*PROBLEM TO WORK ON*
Could you return every record below exactly as it stands, leaving out the pictures?

*EXCERPTED RECORDS*
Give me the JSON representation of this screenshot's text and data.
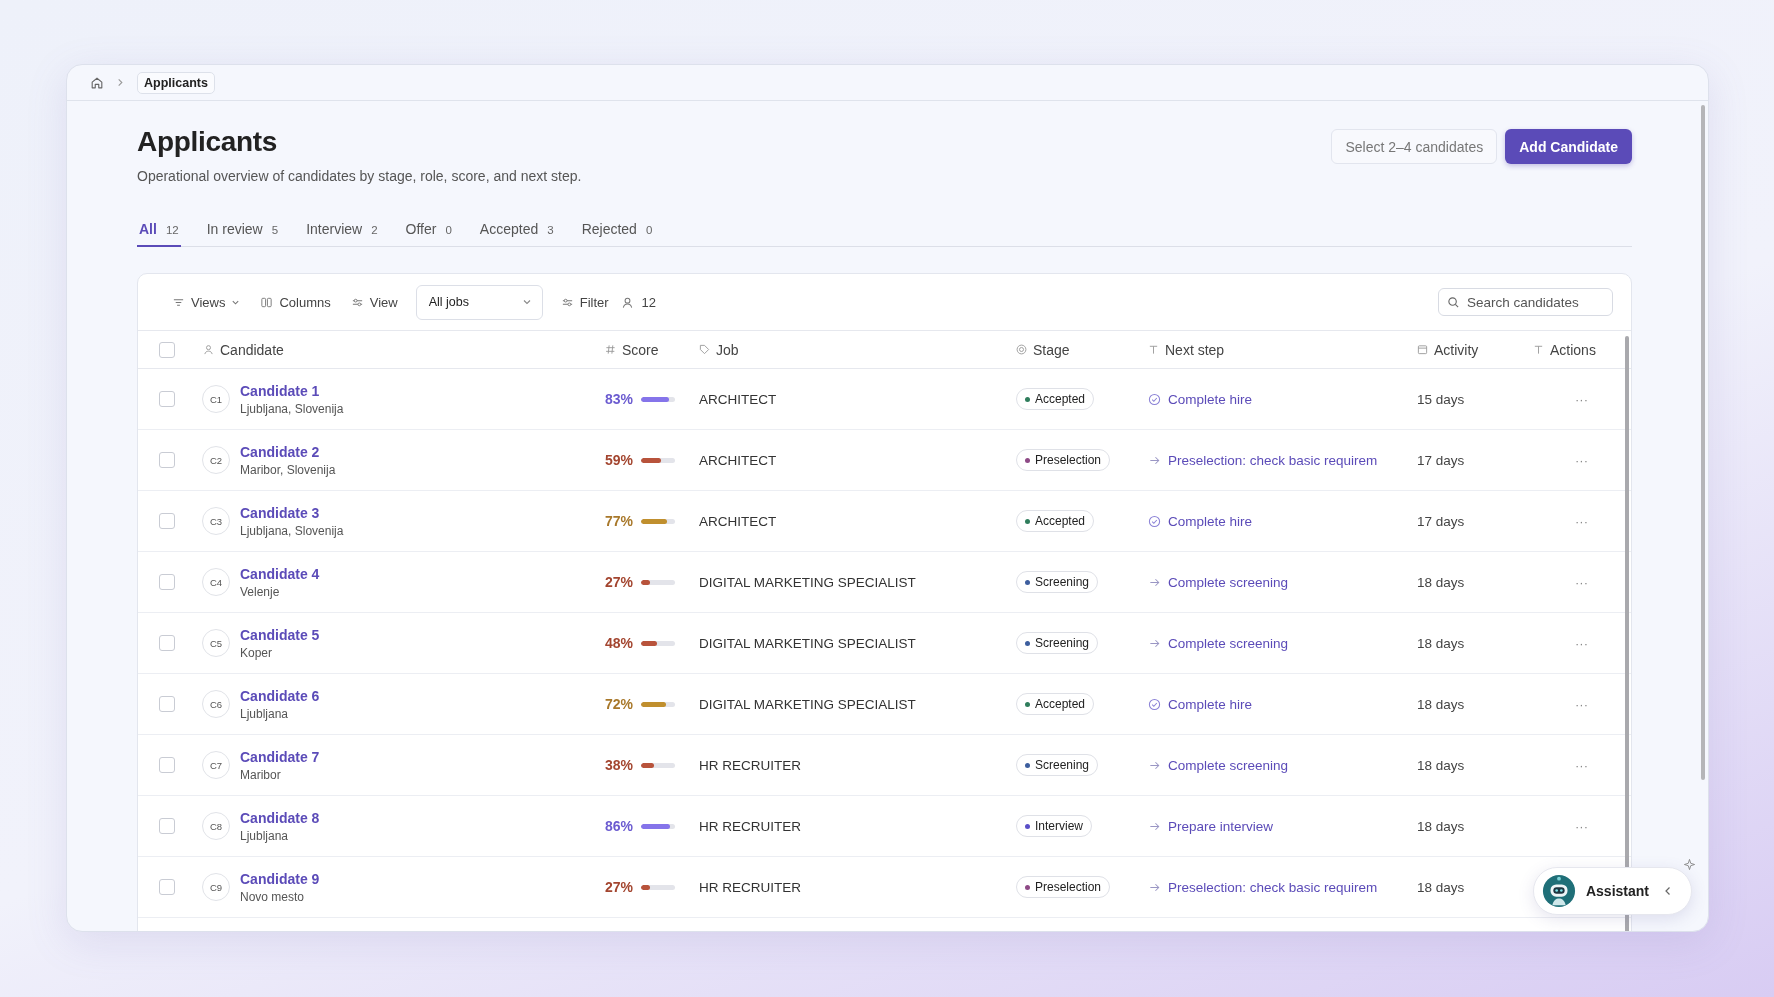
{
  "breadcrumb": {
    "current": "Applicants"
  },
  "header": {
    "title": "Applicants",
    "subtitle": "Operational overview of candidates by stage, role, score, and next step.",
    "compare_button": "Select 2–4 candidates",
    "add_button": "Add Candidate"
  },
  "tabs": [
    {
      "label": "All",
      "count": "12",
      "selected": true
    },
    {
      "label": "In review",
      "count": "5",
      "selected": false
    },
    {
      "label": "Interview",
      "count": "2",
      "selected": false
    },
    {
      "label": "Offer",
      "count": "0",
      "selected": false
    },
    {
      "label": "Accepted",
      "count": "3",
      "selected": false
    },
    {
      "label": "Rejected",
      "count": "0",
      "selected": false
    }
  ],
  "toolbar": {
    "views": "Views",
    "columns": "Columns",
    "view": "View",
    "job_select": "All jobs",
    "filter": "Filter",
    "count": "12",
    "search": {
      "placeholder": "Search candidates"
    }
  },
  "table": {
    "select_all": {
      "checked": false
    },
    "columns": [
      "Candidate",
      "Score",
      "Job",
      "Stage",
      "Next step",
      "Activity",
      "Actions"
    ],
    "rows": [
      {
        "checked": false,
        "initials": "C1",
        "name": "Candidate 1",
        "location": "Ljubljana, Slovenija",
        "score": "83%",
        "level": 0.83,
        "job": "ARCHITECT",
        "stage": {
          "label": "Accepted",
          "color": "#2f7d5c"
        },
        "next": {
          "kind": "done",
          "text": "Complete hire"
        },
        "activity": "15 days",
        "actions": "···"
      },
      {
        "checked": false,
        "initials": "C2",
        "name": "Candidate 2",
        "location": "Maribor, Slovenija",
        "score": "59%",
        "level": 0.59,
        "job": "ARCHITECT",
        "stage": {
          "label": "Preselection",
          "color": "#8e4a86"
        },
        "next": {
          "kind": "step",
          "text": "Preselection: check basic requirem"
        },
        "activity": "17 days",
        "actions": "···"
      },
      {
        "checked": false,
        "initials": "C3",
        "name": "Candidate 3",
        "location": "Ljubljana, Slovenija",
        "score": "77%",
        "level": 0.77,
        "job": "ARCHITECT",
        "stage": {
          "label": "Accepted",
          "color": "#2f7d5c"
        },
        "next": {
          "kind": "done",
          "text": "Complete hire"
        },
        "activity": "17 days",
        "actions": "···"
      },
      {
        "checked": false,
        "initials": "C4",
        "name": "Candidate 4",
        "location": "Velenje",
        "score": "27%",
        "level": 0.27,
        "job": "DIGITAL MARKETING SPECIALIST",
        "stage": {
          "label": "Screening",
          "color": "#3d5e9e"
        },
        "next": {
          "kind": "step",
          "text": "Complete screening"
        },
        "activity": "18 days",
        "actions": "···"
      },
      {
        "checked": false,
        "initials": "C5",
        "name": "Candidate 5",
        "location": "Koper",
        "score": "48%",
        "level": 0.48,
        "job": "DIGITAL MARKETING SPECIALIST",
        "stage": {
          "label": "Screening",
          "color": "#3d5e9e"
        },
        "next": {
          "kind": "step",
          "text": "Complete screening"
        },
        "activity": "18 days",
        "actions": "···"
      },
      {
        "checked": false,
        "initials": "C6",
        "name": "Candidate 6",
        "location": "Ljubljana",
        "score": "72%",
        "level": 0.72,
        "job": "DIGITAL MARKETING SPECIALIST",
        "stage": {
          "label": "Accepted",
          "color": "#2f7d5c"
        },
        "next": {
          "kind": "done",
          "text": "Complete hire"
        },
        "activity": "18 days",
        "actions": "···"
      },
      {
        "checked": false,
        "initials": "C7",
        "name": "Candidate 7",
        "location": "Maribor",
        "score": "38%",
        "level": 0.38,
        "job": "HR RECRUITER",
        "stage": {
          "label": "Screening",
          "color": "#3d5e9e"
        },
        "next": {
          "kind": "step",
          "text": "Complete screening"
        },
        "activity": "18 days",
        "actions": "···"
      },
      {
        "checked": false,
        "initials": "C8",
        "name": "Candidate 8",
        "location": "Ljubljana",
        "score": "86%",
        "level": 0.86,
        "job": "HR RECRUITER",
        "stage": {
          "label": "Interview",
          "color": "#5a4fc8"
        },
        "next": {
          "kind": "step",
          "text": "Prepare interview"
        },
        "activity": "18 days",
        "actions": "···"
      },
      {
        "checked": false,
        "initials": "C9",
        "name": "Candidate 9",
        "location": "Novo mesto",
        "score": "27%",
        "level": 0.27,
        "job": "HR RECRUITER",
        "stage": {
          "label": "Preselection",
          "color": "#8e4a86"
        },
        "next": {
          "kind": "step",
          "text": "Preselection: check basic requirem"
        },
        "activity": "18 days"
      }
    ]
  },
  "assistant": {
    "label": "Assistant"
  }
}
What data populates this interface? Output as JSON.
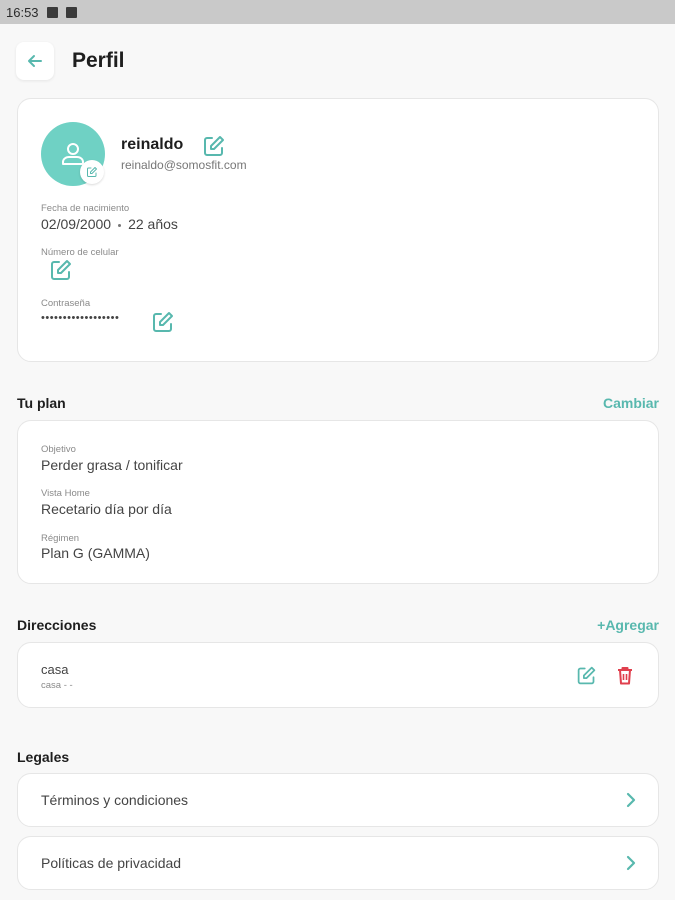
{
  "status_bar": {
    "time": "16:53"
  },
  "header": {
    "title": "Perfil"
  },
  "profile": {
    "name": "reinaldo",
    "email": "reinaldo@somosfit.com",
    "birth_label": "Fecha de nacimiento",
    "birth_date": "02/09/2000",
    "age": "22 años",
    "phone_label": "Número de celular",
    "password_label": "Contraseña",
    "password_value": "••••••••••••••••••"
  },
  "plan": {
    "section_title": "Tu plan",
    "action": "Cambiar",
    "objective_label": "Objetivo",
    "objective_value": "Perder grasa / tonificar",
    "home_label": "Vista Home",
    "home_value": "Recetario día por día",
    "regime_label": "Régimen",
    "regime_value": "Plan G (GAMMA)"
  },
  "addresses": {
    "section_title": "Direcciones",
    "action": "+Agregar",
    "items": [
      {
        "name": "casa",
        "detail": "casa - -"
      }
    ]
  },
  "legal": {
    "section_title": "Legales",
    "items": [
      {
        "label": "Términos y condiciones"
      },
      {
        "label": "Políticas de privacidad"
      }
    ]
  },
  "colors": {
    "accent": "#58b8ae",
    "avatar": "#6fd1c4",
    "delete": "#e0404e"
  },
  "icons": [
    "back-arrow-icon",
    "user-icon",
    "edit-icon",
    "trash-icon",
    "chevron-right-icon"
  ]
}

*REPLY TO THE TASK*
Give me the JSON representation of this screenshot's text and data.
{
  "breadcrumb": {
    "current": "Applicants"
  },
  "header": {
    "title": "Applicants",
    "subtitle": "Operational overview of candidates by stage, role, score, and next step.",
    "compare_button": "Select 2–4 candidates",
    "add_button": "Add Candidate"
  },
  "tabs": [
    {
      "label": "All",
      "count": "12",
      "selected": true
    },
    {
      "label": "In review",
      "count": "5",
      "selected": false
    },
    {
      "label": "Interview",
      "count": "2",
      "selected": false
    },
    {
      "label": "Offer",
      "count": "0",
      "selected": false
    },
    {
      "label": "Accepted",
      "count": "3",
      "selected": false
    },
    {
      "label": "Rejected",
      "count": "0",
      "selected": false
    }
  ],
  "toolbar": {
    "views": "Views",
    "columns": "Columns",
    "view": "View",
    "job_select": "All jobs",
    "filter": "Filter",
    "count": "12",
    "search": {
      "placeholder": "Search candidates"
    }
  },
  "table": {
    "select_all": {
      "checked": false
    },
    "columns": [
      "Candidate",
      "Score",
      "Job",
      "Stage",
      "Next step",
      "Activity",
      "Actions"
    ],
    "rows": [
      {
        "checked": false,
        "initials": "C1",
        "name": "Candidate 1",
        "location": "Ljubljana, Slovenija",
        "score": "83%",
        "level": 0.83,
        "job": "ARCHITECT",
        "stage": {
          "label": "Accepted",
          "color": "#2f7d5c"
        },
        "next": {
          "kind": "done",
          "text": "Complete hire"
        },
        "activity": "15 days",
        "actions": "···"
      },
      {
        "checked": false,
        "initials": "C2",
        "name": "Candidate 2",
        "location": "Maribor, Slovenija",
        "score": "59%",
        "level": 0.59,
        "job": "ARCHITECT",
        "stage": {
          "label": "Preselection",
          "color": "#8e4a86"
        },
        "next": {
          "kind": "step",
          "text": "Preselection: check basic requirem"
        },
        "activity": "17 days",
        "actions": "···"
      },
      {
        "checked": false,
        "initials": "C3",
        "name": "Candidate 3",
        "location": "Ljubljana, Slovenija",
        "score": "77%",
        "level": 0.77,
        "job": "ARCHITECT",
        "stage": {
          "label": "Accepted",
          "color": "#2f7d5c"
        },
        "next": {
          "kind": "done",
          "text": "Complete hire"
        },
        "activity": "17 days",
        "actions": "···"
      },
      {
        "checked": false,
        "initials": "C4",
        "name": "Candidate 4",
        "location": "Velenje",
        "score": "27%",
        "level": 0.27,
        "job": "DIGITAL MARKETING SPECIALIST",
        "stage": {
          "label": "Screening",
          "color": "#3d5e9e"
        },
        "next": {
          "kind": "step",
          "text": "Complete screening"
        },
        "activity": "18 days",
        "actions": "···"
      },
      {
        "checked": false,
        "initials": "C5",
        "name": "Candidate 5",
        "location": "Koper",
        "score": "48%",
        "level": 0.48,
        "job": "DIGITAL MARKETING SPECIALIST",
        "stage": {
          "label": "Screening",
          "color": "#3d5e9e"
        },
        "next": {
          "kind": "step",
          "text": "Complete screening"
        },
        "activity": "18 days",
        "actions": "···"
      },
      {
        "checked": false,
        "initials": "C6",
        "name": "Candidate 6",
        "location": "Ljubljana",
        "score": "72%",
        "level": 0.72,
        "job": "DIGITAL MARKETING SPECIALIST",
        "stage": {
          "label": "Accepted",
          "color": "#2f7d5c"
        },
        "next": {
          "kind": "done",
          "text": "Complete hire"
        },
        "activity": "18 days",
        "actions": "···"
      },
      {
        "checked": false,
        "initials": "C7",
        "name": "Candidate 7",
        "location": "Maribor",
        "score": "38%",
        "level": 0.38,
        "job": "HR RECRUITER",
        "stage": {
          "label": "Screening",
          "color": "#3d5e9e"
        },
        "next": {
          "kind": "step",
          "text": "Complete screening"
        },
        "activity": "18 days",
        "actions": "···"
      },
      {
        "checked": false,
        "initials": "C8",
        "name": "Candidate 8",
        "location": "Ljubljana",
        "score": "86%",
        "level": 0.86,
        "job": "HR RECRUITER",
        "stage": {
          "label": "Interview",
          "color": "#5a4fc8"
        },
        "next": {
          "kind": "step",
          "text": "Prepare interview"
        },
        "activity": "18 days",
        "actions": "···"
      },
      {
        "checked": false,
        "initials": "C9",
        "name": "Candidate 9",
        "location": "Novo mesto",
        "score": "27%",
        "level": 0.27,
        "job": "HR RECRUITER",
        "stage": {
          "label": "Preselection",
          "color": "#8e4a86"
        },
        "next": {
          "kind": "step",
          "text": "Preselection: check basic requirem"
        },
        "activity": "18 days"
      }
    ]
  },
  "assistant": {
    "label": "Assistant"
  }
}
What data populates this interface? Output as JSON.
{
  "status_bar": {
    "time": "16:53"
  },
  "header": {
    "title": "Perfil"
  },
  "profile": {
    "name": "reinaldo",
    "email": "reinaldo@somosfit.com",
    "birth_label": "Fecha de nacimiento",
    "birth_date": "02/09/2000",
    "age": "22 años",
    "phone_label": "Número de celular",
    "password_label": "Contraseña",
    "password_value": "••••••••••••••••••"
  },
  "plan": {
    "section_title": "Tu plan",
    "action": "Cambiar",
    "objective_label": "Objetivo",
    "objective_value": "Perder grasa / tonificar",
    "home_label": "Vista Home",
    "home_value": "Recetario día por día",
    "regime_label": "Régimen",
    "regime_value": "Plan G (GAMMA)"
  },
  "addresses": {
    "section_title": "Direcciones",
    "action": "+Agregar",
    "items": [
      {
        "name": "casa",
        "detail": "casa - -"
      }
    ]
  },
  "legal": {
    "section_title": "Legales",
    "items": [
      {
        "label": "Términos y condiciones"
      },
      {
        "label": "Políticas de privacidad"
      }
    ]
  },
  "colors": {
    "accent": "#58b8ae",
    "avatar": "#6fd1c4",
    "delete": "#e0404e"
  },
  "icons": [
    "back-arrow-icon",
    "user-icon",
    "edit-icon",
    "trash-icon",
    "chevron-right-icon"
  ]
}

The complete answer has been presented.